Last year, we announced that we had awarded a grant to ActionAid to help them build an online tool to map incidents of land grabbing in rural Tanzania. Last week, I caught up with the ActionAid UK team at their London offices and this was what they had to say about the project:
Our focus over the last few months has been on revamping the Land Portal and setting up the mapping and monitoring system. In response to feedback from our partners, the Tanzania Land Portal has been redesigned to improve it for users. The website has been recreated with built in Google analytics, and has been renamed Let’s Talk Land Tanzania. The land deals mapping and monitoring tool, using Ushahidi crowdmap and Frontline SMS services, is functioning and ready to be used. The system has been tested and can send and receive SMS messages within the Ushahidi crowdmap window.

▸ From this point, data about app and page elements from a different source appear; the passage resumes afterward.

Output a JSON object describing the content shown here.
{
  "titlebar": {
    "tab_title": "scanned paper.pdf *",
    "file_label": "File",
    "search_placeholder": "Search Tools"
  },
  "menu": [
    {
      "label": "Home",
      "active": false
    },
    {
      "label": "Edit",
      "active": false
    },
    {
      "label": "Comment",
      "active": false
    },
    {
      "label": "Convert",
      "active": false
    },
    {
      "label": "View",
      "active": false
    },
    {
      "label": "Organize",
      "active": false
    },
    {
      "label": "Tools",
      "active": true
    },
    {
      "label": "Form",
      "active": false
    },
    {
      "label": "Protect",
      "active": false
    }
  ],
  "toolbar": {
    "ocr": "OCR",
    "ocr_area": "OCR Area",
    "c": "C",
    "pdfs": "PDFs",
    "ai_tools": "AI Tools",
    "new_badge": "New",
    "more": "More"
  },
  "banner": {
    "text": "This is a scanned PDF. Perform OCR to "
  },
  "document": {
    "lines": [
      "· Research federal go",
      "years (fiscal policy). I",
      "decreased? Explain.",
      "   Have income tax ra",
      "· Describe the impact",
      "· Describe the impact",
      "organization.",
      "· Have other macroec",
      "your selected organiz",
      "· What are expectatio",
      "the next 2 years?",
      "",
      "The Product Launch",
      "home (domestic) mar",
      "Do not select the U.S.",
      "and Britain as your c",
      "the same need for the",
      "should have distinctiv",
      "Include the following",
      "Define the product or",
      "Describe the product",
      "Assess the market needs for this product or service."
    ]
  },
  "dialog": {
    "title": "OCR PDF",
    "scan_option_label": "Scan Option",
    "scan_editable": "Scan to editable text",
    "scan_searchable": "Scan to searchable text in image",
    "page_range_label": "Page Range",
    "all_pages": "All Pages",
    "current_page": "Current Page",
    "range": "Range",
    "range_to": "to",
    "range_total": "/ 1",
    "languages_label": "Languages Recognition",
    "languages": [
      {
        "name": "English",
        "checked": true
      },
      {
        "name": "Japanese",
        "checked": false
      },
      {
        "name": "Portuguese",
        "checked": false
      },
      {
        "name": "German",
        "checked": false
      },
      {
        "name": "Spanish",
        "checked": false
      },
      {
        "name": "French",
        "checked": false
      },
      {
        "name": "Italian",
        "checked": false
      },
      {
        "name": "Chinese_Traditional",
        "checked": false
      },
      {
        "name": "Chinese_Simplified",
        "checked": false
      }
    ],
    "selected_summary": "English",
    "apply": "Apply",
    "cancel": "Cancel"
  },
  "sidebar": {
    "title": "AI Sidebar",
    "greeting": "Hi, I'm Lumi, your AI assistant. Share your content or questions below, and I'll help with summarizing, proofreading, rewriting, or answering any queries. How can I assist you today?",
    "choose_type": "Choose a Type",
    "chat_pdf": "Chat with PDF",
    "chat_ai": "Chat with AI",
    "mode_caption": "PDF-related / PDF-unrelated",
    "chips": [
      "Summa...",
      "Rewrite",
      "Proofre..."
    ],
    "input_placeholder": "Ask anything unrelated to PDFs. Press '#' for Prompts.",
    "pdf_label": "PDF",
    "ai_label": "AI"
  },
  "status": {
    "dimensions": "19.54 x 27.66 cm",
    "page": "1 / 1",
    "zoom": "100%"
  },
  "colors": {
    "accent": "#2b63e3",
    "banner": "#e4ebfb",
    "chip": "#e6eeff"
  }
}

We have had positive training sessions with our partners to introduce them to the mapping system, and they have then gone out and shared their knowledge with the communities. Community Development Facilitators have been doing additional awareness raising work with communities which has generated a lot of interest and enthusiasm around the project. Continuing this work will be a priority over the coming weeks.
Other priorities over the next few months will be doing further work with local and national media, to engage journalists to highlight land issues, as well as the work of ActionAid and our partners. We will also be putting in to practice the mapping system and building on the groundwork which has been done to ensure the SMS system is being used by communities, and land rights abuses cases are investigated.
We officially launched Let’s Talk Land Tanzania to communities on the 16th October, which was World Food Day. We spent the day in Kiharaka Village, where we presented the website to people in the local area who have been affected by land grabbing. There they shared some of their experiences, and their passion around the injustices they have faced was inspiring. Victims of land grabs have not given up, and there is hope that justice will be done – they are a living testimony that land grabbing is real and happening, and they are playing a part in helping to stop it.
Thanks to ActionAid for providing the text of this blog post.